This is a huge feature for anyone learning or practicing a second language. Indeed, one of the reasons I often resist picking up a book in Spanish is because I know I'll have to read the book in front of a computer so I can look up the handful of words on each page that are unfamiliar to me (or worse, cumbersomely thumb through a translation dictionary). With the new Sonys, I wouldn't have that problem -- and I know the translation dictionaries will work on the subway or wherever else I might be without connectivity, because two of the readers don't have connectivity at all. Brilliant! This would completely change the way I read books in my second language, and would be a mammoth boon to the hordes of people learning foreign languages, including English, if only Sony would have the presence of mind to market to them directly. (One assumes that they'll do this at least in their native Japan, where English is the most popular second language class in schools--which shows how big the market is in the educational sector alone.)

In short, this one feature, which most news organs aren't even reporting on, is the one thing that might make me give away my current ebook reader and buy a new one. It's certainly more important to me than wireless connectivity, which I do just fine without. In fact, there are only two reasons I read a book on my iPad rather than on my Sony Reader; one is the iPad has a book available (usually through the Kindle app) that isn't available from Sony, and two is that I read non-fiction on the iPad because I can highlight and annotate there. The new Sony Pocket Edition, however, solves this second problem handily. As for the first; well, I still dream of a day when all books are available as non-DRM'd ePub editions that can be read on any reader.

What? I can dream, can't I?

Small Beer Press launches Weightless Books


Noted indie publisher Small Beer Press has launched a web-based ebook store, Weightless Books and are currently pursuing many other independent publishers to join them in the venture. The store offers ebooks in blissfully DRM-free PDF format.

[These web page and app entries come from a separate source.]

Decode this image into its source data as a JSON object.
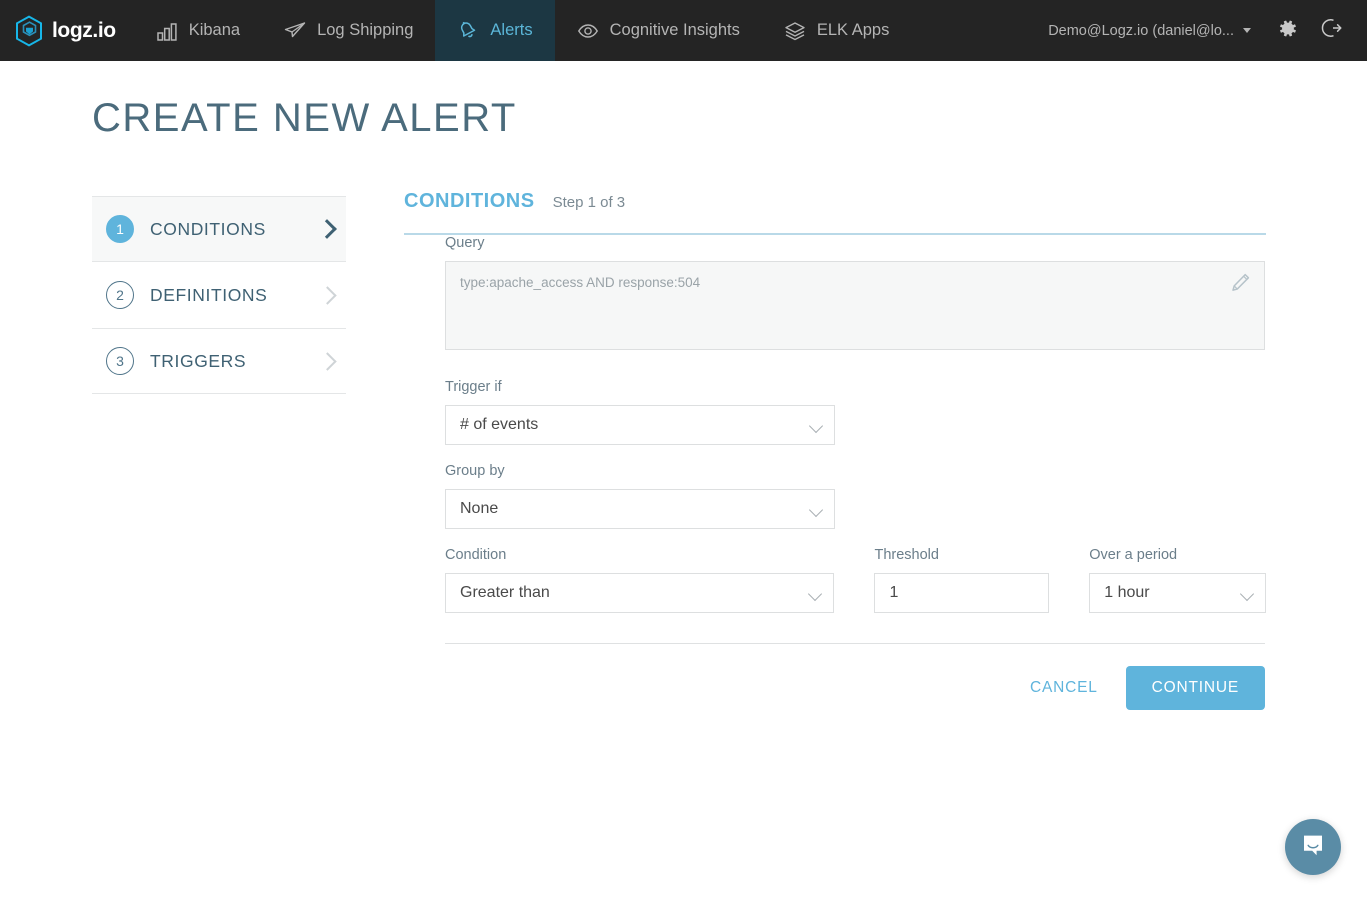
{
  "topnav": {
    "brand": "logz.io",
    "items": [
      {
        "label": "Kibana",
        "icon": "bar-chart-icon",
        "active": false
      },
      {
        "label": "Log Shipping",
        "icon": "paper-plane-icon",
        "active": false
      },
      {
        "label": "Alerts",
        "icon": "bell-icon",
        "active": true
      },
      {
        "label": "Cognitive Insights",
        "icon": "eye-icon",
        "active": false
      },
      {
        "label": "ELK Apps",
        "icon": "layers-icon",
        "active": false
      }
    ],
    "user": "Demo@Logz.io (daniel@lo...",
    "settings_icon": "gear-icon",
    "logout_icon": "logout-icon"
  },
  "page": {
    "title": "CREATE NEW ALERT"
  },
  "steps": [
    {
      "num": "1",
      "label": "CONDITIONS"
    },
    {
      "num": "2",
      "label": "DEFINITIONS"
    },
    {
      "num": "3",
      "label": "TRIGGERS"
    }
  ],
  "panel": {
    "heading": "CONDITIONS",
    "step_text": "Step 1 of 3"
  },
  "form": {
    "query": {
      "label": "Query",
      "placeholder": "type:apache_access AND response:504",
      "value": "",
      "edit_icon": "pencil-icon"
    },
    "trigger_if": {
      "label": "Trigger if",
      "value": "# of events"
    },
    "group_by": {
      "label": "Group by",
      "value": "None"
    },
    "condition": {
      "label": "Condition",
      "value": "Greater than"
    },
    "threshold": {
      "label": "Threshold",
      "value": "1"
    },
    "over_a_period": {
      "label": "Over a period",
      "value": "1 hour"
    }
  },
  "actions": {
    "cancel": "CANCEL",
    "continue": "CONTINUE"
  },
  "chat": {
    "icon": "chat-bubble-icon"
  },
  "colors": {
    "accent": "#5fb4dc",
    "nav_bg": "#242424",
    "nav_active_bg": "#1c3743",
    "title": "#4b6b7c"
  }
}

Small Beer Press is one of my favorite publishers, focusing mostly on short story collections and anthologies, and run by Kelly Link, who I have called the greatest living short story writer, and her husband Gavin Grant. There's a lot of great books on sale already at Weightless, including Georges-Olivier Châteaureynaud's remarkable collection A Life on Paper which I mentioned once before and the latest issue of Lady Churchill's Rosebud Wristlet, the zine that Link edits and which is on my list of Fiction Magazines Worth Reading.

Sony Going Epub

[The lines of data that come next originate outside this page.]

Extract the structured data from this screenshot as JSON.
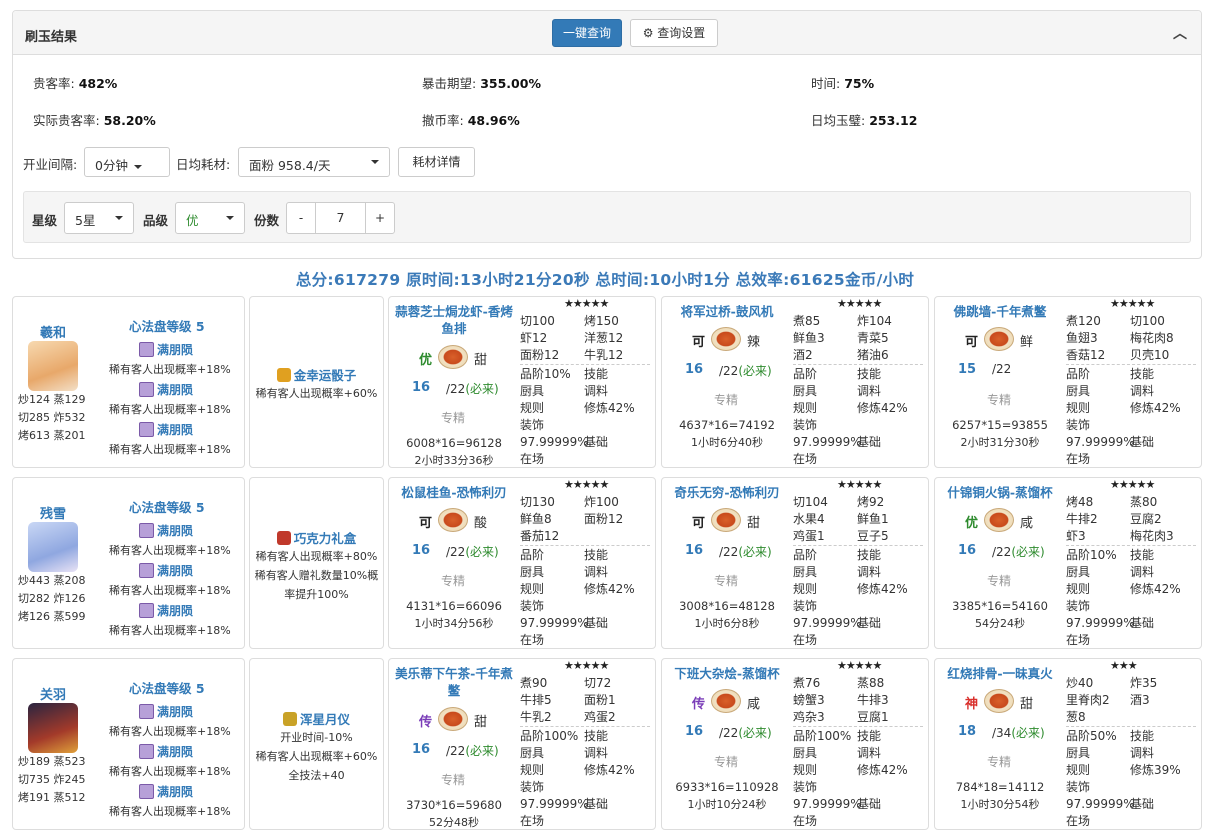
{
  "panel": {
    "title": "刷玉结果",
    "query_btn": "一键查询",
    "settings_btn": "查询设置",
    "collapse_icon": "chevron-up-icon",
    "settings_icon": "gear-icon"
  },
  "stats": {
    "r1": [
      {
        "label": "贵客率:",
        "value": "482%"
      },
      {
        "label": "暴击期望:",
        "value": "355.00%"
      },
      {
        "label": "时间:",
        "value": "75%"
      }
    ],
    "r2": [
      {
        "label": "实际贵客率:",
        "value": "58.20%"
      },
      {
        "label": "撤币率:",
        "value": "48.96%"
      },
      {
        "label": "日均玉璧:",
        "value": "253.12"
      }
    ]
  },
  "controls": {
    "interval_label": "开业间隔:",
    "interval_value": "0分钟",
    "material_label": "日均耗材:",
    "material_value": "面粉 958.4/天",
    "material_btn": "耗材详情"
  },
  "filters": {
    "star_label": "星级",
    "star_value": "5星",
    "grade_label": "品级",
    "grade_value": "优",
    "count_label": "份数",
    "minus": "-",
    "count_value": "7",
    "plus": "+"
  },
  "summary": "总分:617279 原时间:13小时21分20秒 总时间:10小时1分 总效率:61625金币/小时",
  "rows": [
    {
      "chef": {
        "name": "羲和",
        "stats": [
          "炒124 蒸129",
          "切285 炸532",
          "烤613 蒸201"
        ],
        "xinfa": "心法盘等级 5",
        "skills": [
          {
            "name": "满朋陨",
            "effect": "稀有客人出现概率+18%"
          },
          {
            "name": "满朋陨",
            "effect": "稀有客人出现概率+18%"
          },
          {
            "name": "满朋陨",
            "effect": "稀有客人出现概率+18%"
          }
        ]
      },
      "item": {
        "name": "金幸运骰子",
        "lines": [
          "稀有客人出现概率+60%"
        ],
        "color": "#e0a020"
      },
      "dishes": [
        {
          "name": [
            "蒜蓉芝士焗龙虾-香烤",
            "鱼排"
          ],
          "stars": "★★★★★",
          "grade": "优",
          "grade_color": "#2e8b2e",
          "flavor": "甜",
          "cnt": "16",
          "need": "/22",
          "need_tag": "(必来)",
          "spec": "专精",
          "calc": "6008*16=96128",
          "time": "2小时33分36秒",
          "mat": [
            [
              "切100",
              "烤150"
            ],
            [
              "虾12",
              "洋葱12"
            ],
            [
              "面粉12",
              "牛乳12"
            ]
          ]
        },
        {
          "name": [
            "将军过桥-鼓风机"
          ],
          "stars": "★★★★★",
          "grade": "可",
          "grade_color": "#222",
          "flavor": "辣",
          "cnt": "16",
          "need": "/22",
          "need_tag": "(必来)",
          "spec": "专精",
          "calc": "4637*16=74192",
          "time": "1小时6分40秒",
          "mat": [
            [
              "煮85",
              "炸104"
            ],
            [
              "鲜鱼3",
              "青菜5"
            ],
            [
              "酒2",
              "猪油6"
            ]
          ]
        },
        {
          "name": [
            "佛跳墙-千年煮鳖"
          ],
          "stars": "★★★★★",
          "grade": "可",
          "grade_color": "#222",
          "flavor": "鲜",
          "cnt": "15",
          "need": "/22",
          "need_tag": "",
          "spec": "专精",
          "calc": "6257*15=93855",
          "time": "2小时31分30秒",
          "mat": [
            [
              "煮120",
              "切100"
            ],
            [
              "鱼翅3",
              "梅花肉8"
            ],
            [
              "香菇12",
              "贝壳10"
            ]
          ]
        }
      ]
    },
    {
      "chef": {
        "name": "残雪",
        "stats": [
          "炒443 蒸208",
          "切282 炸126",
          "烤126 蒸599"
        ],
        "xinfa": "心法盘等级 5",
        "skills": [
          {
            "name": "满朋陨",
            "effect": "稀有客人出现概率+18%"
          },
          {
            "name": "满朋陨",
            "effect": "稀有客人出现概率+18%"
          },
          {
            "name": "满朋陨",
            "effect": "稀有客人出现概率+18%"
          }
        ]
      },
      "item": {
        "name": "巧克力礼盒",
        "lines": [
          "稀有客人出现概率+80%",
          "稀有客人赠礼数量10%概",
          "率提升100%"
        ],
        "color": "#c0392b"
      },
      "dishes": [
        {
          "name": [
            "松鼠桂鱼-恐怖利刃"
          ],
          "stars": "★★★★★",
          "grade": "可",
          "grade_color": "#222",
          "flavor": "酸",
          "cnt": "16",
          "need": "/22",
          "need_tag": "(必来)",
          "spec": "专精",
          "calc": "4131*16=66096",
          "time": "1小时34分56秒",
          "mat": [
            [
              "切130",
              "炸100"
            ],
            [
              "鲜鱼8",
              "面粉12"
            ],
            [
              "番茄12",
              ""
            ]
          ]
        },
        {
          "name": [
            "奇乐无穷-恐怖利刃"
          ],
          "stars": "★★★★★",
          "grade": "可",
          "grade_color": "#222",
          "flavor": "甜",
          "cnt": "16",
          "need": "/22",
          "need_tag": "(必来)",
          "spec": "专精",
          "calc": "3008*16=48128",
          "time": "1小时6分8秒",
          "mat": [
            [
              "切104",
              "烤92"
            ],
            [
              "水果4",
              "鲜鱼1"
            ],
            [
              "鸡蛋1",
              "豆子5"
            ]
          ]
        },
        {
          "name": [
            "什锦铜火锅-蒸馏杯"
          ],
          "stars": "★★★★★",
          "grade": "优",
          "grade_color": "#2e8b2e",
          "flavor": "咸",
          "cnt": "16",
          "need": "/22",
          "need_tag": "(必来)",
          "spec": "专精",
          "calc": "3385*16=54160",
          "time": "54分24秒",
          "mat": [
            [
              "烤48",
              "蒸80"
            ],
            [
              "牛排2",
              "豆腐2"
            ],
            [
              "虾3",
              "梅花肉3"
            ]
          ]
        }
      ]
    },
    {
      "chef": {
        "name": "关羽",
        "stats": [
          "炒189 蒸523",
          "切735 炸245",
          "烤191 蒸512"
        ],
        "xinfa": "心法盘等级 5",
        "skills": [
          {
            "name": "满朋陨",
            "effect": "稀有客人出现概率+18%"
          },
          {
            "name": "满朋陨",
            "effect": "稀有客人出现概率+18%"
          },
          {
            "name": "满朋陨",
            "effect": "稀有客人出现概率+18%"
          }
        ]
      },
      "item": {
        "name": "浑星月仪",
        "lines": [
          "开业时间-10%",
          "稀有客人出现概率+60%",
          "全技法+40"
        ],
        "color": "#c9a227"
      },
      "dishes": [
        {
          "name": [
            "美乐蒂下午茶-千年煮",
            "鳖"
          ],
          "stars": "★★★★★",
          "grade": "传",
          "grade_color": "#7a3db8",
          "flavor": "甜",
          "cnt": "16",
          "need": "/22",
          "need_tag": "(必来)",
          "spec": "专精",
          "calc": "3730*16=59680",
          "time": "52分48秒",
          "mat": [
            [
              "煮90",
              "切72"
            ],
            [
              "牛排5",
              "面粉1"
            ],
            [
              "牛乳2",
              "鸡蛋2"
            ]
          ]
        },
        {
          "name": [
            "下班大杂烩-蒸馏杯"
          ],
          "stars": "★★★★★",
          "grade": "传",
          "grade_color": "#7a3db8",
          "flavor": "咸",
          "cnt": "16",
          "need": "/22",
          "need_tag": "(必来)",
          "spec": "专精",
          "calc": "6933*16=110928",
          "time": "1小时10分24秒",
          "mat": [
            [
              "煮76",
              "蒸88"
            ],
            [
              "螃蟹3",
              "牛排3"
            ],
            [
              "鸡杂3",
              "豆腐1"
            ]
          ]
        },
        {
          "name": [
            "红烧排骨-一昧真火"
          ],
          "stars": "★★★",
          "grade": "神",
          "grade_color": "#d9302c",
          "flavor": "甜",
          "cnt": "18",
          "need": "/34",
          "need_tag": "(必来)",
          "spec": "专精",
          "calc": "784*18=14112",
          "time": "1小时30分54秒",
          "mat": [
            [
              "炒40",
              "炸35"
            ],
            [
              "里脊肉2",
              "酒3"
            ],
            [
              "葱8",
              ""
            ]
          ]
        }
      ]
    }
  ],
  "dish_bottom": {
    "std": {
      "labels": [
        [
          "品阶",
          "技能"
        ],
        [
          "厨具",
          "调料"
        ],
        [
          "规则",
          "修炼42%"
        ],
        [
          "装饰",
          ""
        ],
        [
          "97.99999%",
          "基础"
        ],
        [
          "在场",
          ""
        ]
      ]
    },
    "alt": [
      [
        [
          [
            "品阶10%",
            "技能"
          ],
          [
            "厨具",
            "调料"
          ],
          [
            "规则",
            "修炼42%"
          ],
          [
            "装饰",
            ""
          ],
          [
            "97.99999%",
            "基础"
          ],
          [
            "在场",
            ""
          ]
        ],
        [
          [
            "品阶",
            "技能"
          ],
          [
            "厨具",
            "调料"
          ],
          [
            "规则",
            "修炼42%"
          ],
          [
            "装饰",
            ""
          ],
          [
            "97.99999%",
            "基础"
          ],
          [
            "在场",
            ""
          ]
        ],
        [
          [
            "品阶",
            "技能"
          ],
          [
            "厨具",
            "调料"
          ],
          [
            "规则",
            "修炼42%"
          ],
          [
            "装饰",
            ""
          ],
          [
            "97.99999%",
            "基础"
          ],
          [
            "在场",
            ""
          ]
        ]
      ],
      [
        [
          [
            "品阶",
            "技能"
          ],
          [
            "厨具",
            "调料"
          ],
          [
            "规则",
            "修炼42%"
          ],
          [
            "装饰",
            ""
          ],
          [
            "97.99999%",
            "基础"
          ],
          [
            "在场",
            ""
          ]
        ],
        [
          [
            "品阶",
            "技能"
          ],
          [
            "厨具",
            "调料"
          ],
          [
            "规则",
            "修炼42%"
          ],
          [
            "装饰",
            ""
          ],
          [
            "97.99999%",
            "基础"
          ],
          [
            "在场",
            ""
          ]
        ],
        [
          [
            "品阶10%",
            "技能"
          ],
          [
            "厨具",
            "调料"
          ],
          [
            "规则",
            "修炼42%"
          ],
          [
            "装饰",
            ""
          ],
          [
            "97.99999%",
            "基础"
          ],
          [
            "在场",
            ""
          ]
        ]
      ],
      [
        [
          [
            "品阶100%",
            "技能"
          ],
          [
            "厨具",
            "调料"
          ],
          [
            "规则",
            "修炼42%"
          ],
          [
            "装饰",
            ""
          ],
          [
            "97.99999%",
            "基础"
          ],
          [
            "在场",
            ""
          ]
        ],
        [
          [
            "品阶100%",
            "技能"
          ],
          [
            "厨具",
            "调料"
          ],
          [
            "规则",
            "修炼42%"
          ],
          [
            "装饰",
            ""
          ],
          [
            "97.99999%",
            "基础"
          ],
          [
            "在场",
            ""
          ]
        ],
        [
          [
            "品阶50%",
            "技能"
          ],
          [
            "厨具",
            "调料"
          ],
          [
            "规则",
            "修炼39%"
          ],
          [
            "装饰",
            ""
          ],
          [
            "97.99999%",
            "基础"
          ],
          [
            "在场",
            ""
          ]
        ]
      ]
    ]
  }
}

The big news in the ebook world is that Sony, creators of my beloved PRS-505 ebook reader, are going to make all the books at their store in the open epub or Adobe's DRM'd version of epub format, effectively killing their proprietary LRF ebook format. There's been a lot of criticism on Teleread of the NY Times brushing over the fact the Adobe's format is just as proprietary as any other, though some think the ease with which it can be hacked may be a bonus feature. However, any move towards open standards I'd say is a good thing.

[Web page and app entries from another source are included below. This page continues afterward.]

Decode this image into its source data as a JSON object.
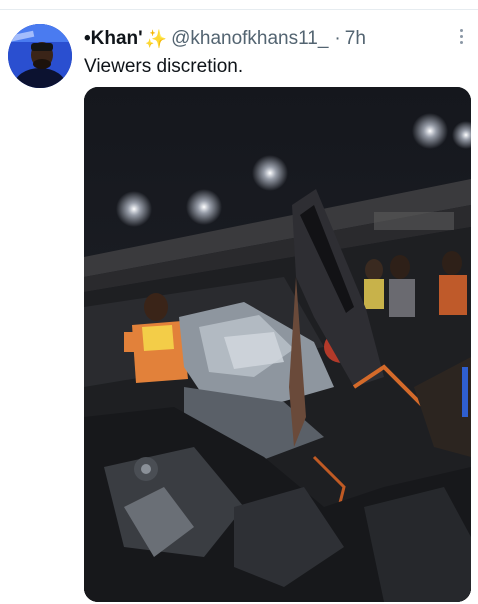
{
  "tweet": {
    "display_name": "•Khan'",
    "handle": "@khanofkhans11_",
    "separator": "·",
    "time": "7h",
    "text": "Viewers discretion.",
    "more_icon": "more-horizontal-icon",
    "sparkle_icon": "sparkles-emoji"
  },
  "colors": {
    "text": "#0f1419",
    "secondary": "#536471",
    "divider": "#e6ecf0",
    "avatar_bg": "#1a3fa0"
  }
}
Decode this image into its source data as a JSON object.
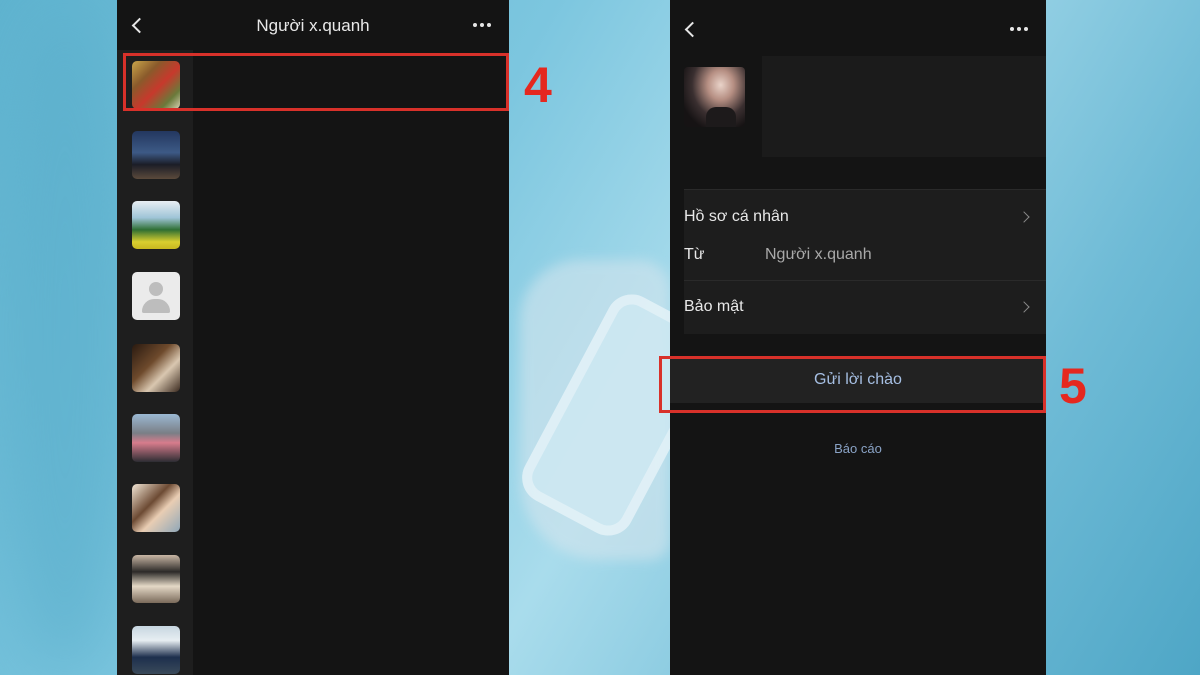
{
  "left_screen": {
    "title": "Người x.quanh",
    "avatars": [
      "avatar-1",
      "avatar-2",
      "avatar-3",
      "avatar-default",
      "avatar-5",
      "avatar-6",
      "avatar-7",
      "avatar-8",
      "avatar-9"
    ]
  },
  "right_screen": {
    "rows": {
      "profile_label": "Hồ sơ cá nhân",
      "from_label": "Từ",
      "from_value": "Người x.quanh",
      "security_label": "Bảo mật"
    },
    "greet_button": "Gửi lời chào",
    "report_link": "Báo cáo"
  },
  "annotations": {
    "step4": "4",
    "step5": "5"
  },
  "colors": {
    "highlight": "#d8312a",
    "step_number": "#e5281f",
    "greet_text": "#a6bfe3"
  },
  "icons": [
    "back-icon",
    "more-icon",
    "chevron-right-icon",
    "user-silhouette-icon"
  ]
}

One thing nobody seems to be pointing out though, is that if the LRF format dies, any books I have in that format (which I probably paid good money for) will soon become useless. Sure my PRS-505 will still read them, but when I upgrade to a different reader sometime in the future, will it be able to? This is, of course, one of the problems with proprietary, DRM'd formats in the first place, if the format goes down so do your books.

Also, this emphasizes the fact that ePub is becoming the defacto standard ebook format, and the Kindle is really the only ebook reader now that can't read it. Inevitably, it must come around.

Sony's New Ebook Readers

I've been in Michegan and Chicago, hence the radio silence, but for now here's a story from the NY Times about Sony's new ebook readers which are supposed to go on sale by "the end of August". There will be a $300 touch-screen successor to the PRS-700 and a $200 successor to the PRS-505. That latter price point could kill off the $250 Cool-Er Reader and the (still AWOL) BeBook Mini. Via GalleyCat